Straight out of the box, it comes with 10 pre-programmed (but editable) drum kits composed of 169 different sounds. Those sounds include 23 snares, 21 kicks, 36 toms, 31 cymbals, 16 hi-hats, and 42 percussions. So you’re certainly not at a loss for unique sounds to replicate any number of drum kits. It also comes with 10 practice songs that cover a range of genres. (You can add new MIDI songs, as well.)

Another advantage the DTX400K has over a traditional kit is the robust set of training exercises that are built in. Check here for more details on all of the activities it offers, but as an example, here’s how Groove Check (one of the more basic training exercises) works:

These training activities are incredibly helpful for beginners who might have difficulty maintaining a rhythm or keeping time in check. If you’re teaching yourself or practicing without an instructor beside you, these activities are invaluable to master the basics.

How does it sound? To my ear, it sounds just like a traditional kit. Your kid likely won’t even notice the difference. So in short, it sounds good. Really good. The old man in me is amazed at how far the technology has come that I have an electronic drum kit sitting beside an electronic keyboard, and both sound just as good as their analog counterparts.

One other thing I should mention is the kit’s durability. If your kid maintains an interest in drums, it will probably last way longer than a cheap set from a big box store. And if he or she loses interest in drums? An electronic drum kit is MUCH easier to unload on eBay or Craigslist (or wherever), and you’re likely to get a price close to what you paid.

So, bottom line: is this a good substitute for a traditional kit?
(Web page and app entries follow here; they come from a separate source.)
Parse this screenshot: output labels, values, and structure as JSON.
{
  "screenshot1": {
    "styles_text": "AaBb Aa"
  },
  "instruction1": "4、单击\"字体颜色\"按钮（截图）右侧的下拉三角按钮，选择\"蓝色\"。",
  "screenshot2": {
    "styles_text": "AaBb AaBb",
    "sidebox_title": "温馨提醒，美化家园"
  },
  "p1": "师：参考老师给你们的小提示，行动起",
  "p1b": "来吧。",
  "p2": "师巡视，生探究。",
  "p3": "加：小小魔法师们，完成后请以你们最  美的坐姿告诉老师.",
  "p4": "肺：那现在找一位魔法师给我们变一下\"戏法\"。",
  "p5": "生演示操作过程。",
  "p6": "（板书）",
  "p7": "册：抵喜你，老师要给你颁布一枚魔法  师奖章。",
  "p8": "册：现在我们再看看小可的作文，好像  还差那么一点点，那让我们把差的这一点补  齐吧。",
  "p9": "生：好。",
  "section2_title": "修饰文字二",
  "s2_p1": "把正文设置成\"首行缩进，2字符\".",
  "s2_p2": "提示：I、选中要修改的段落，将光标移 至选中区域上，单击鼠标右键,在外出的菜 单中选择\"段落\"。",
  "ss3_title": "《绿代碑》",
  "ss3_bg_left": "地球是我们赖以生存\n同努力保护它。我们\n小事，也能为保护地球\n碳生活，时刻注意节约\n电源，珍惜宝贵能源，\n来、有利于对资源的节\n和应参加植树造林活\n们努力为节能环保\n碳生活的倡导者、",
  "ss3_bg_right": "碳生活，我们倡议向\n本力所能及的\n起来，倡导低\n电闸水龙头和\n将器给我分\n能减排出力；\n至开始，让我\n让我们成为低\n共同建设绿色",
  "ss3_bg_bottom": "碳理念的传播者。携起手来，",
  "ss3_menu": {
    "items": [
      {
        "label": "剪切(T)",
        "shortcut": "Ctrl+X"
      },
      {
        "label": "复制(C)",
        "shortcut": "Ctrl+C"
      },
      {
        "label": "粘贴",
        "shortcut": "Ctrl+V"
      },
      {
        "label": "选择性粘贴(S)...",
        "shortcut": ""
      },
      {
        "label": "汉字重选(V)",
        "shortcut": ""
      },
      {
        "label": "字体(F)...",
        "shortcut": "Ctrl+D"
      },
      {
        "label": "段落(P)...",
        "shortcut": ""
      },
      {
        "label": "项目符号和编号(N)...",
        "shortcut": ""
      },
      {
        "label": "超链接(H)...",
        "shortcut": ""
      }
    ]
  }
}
If you’re looking for versatility, convenience, a small footprint, and the ability to go on “silent running,” then you can’t go wrong here. And for the price (the DTX400K has an MSRP of around $800, but it’s significantly cheaper on Amazon), it’s a fraction of the cost of an acoustic kit.

(Disclosure: For the purposes of this review, Yamaha provided us with a loaner unit to try out. All opinions remain our own.)

Jamie is a publishing/book nerd who makes a living by wrangling words together into some sense of coherence. When he's not knee deep in a convoluted grammatical mess of a sentence, he's likely on an adventure with his two adorable ragamuffins. You can check out more of his ramblings on The Roarbots, StarWars.com, and Babble.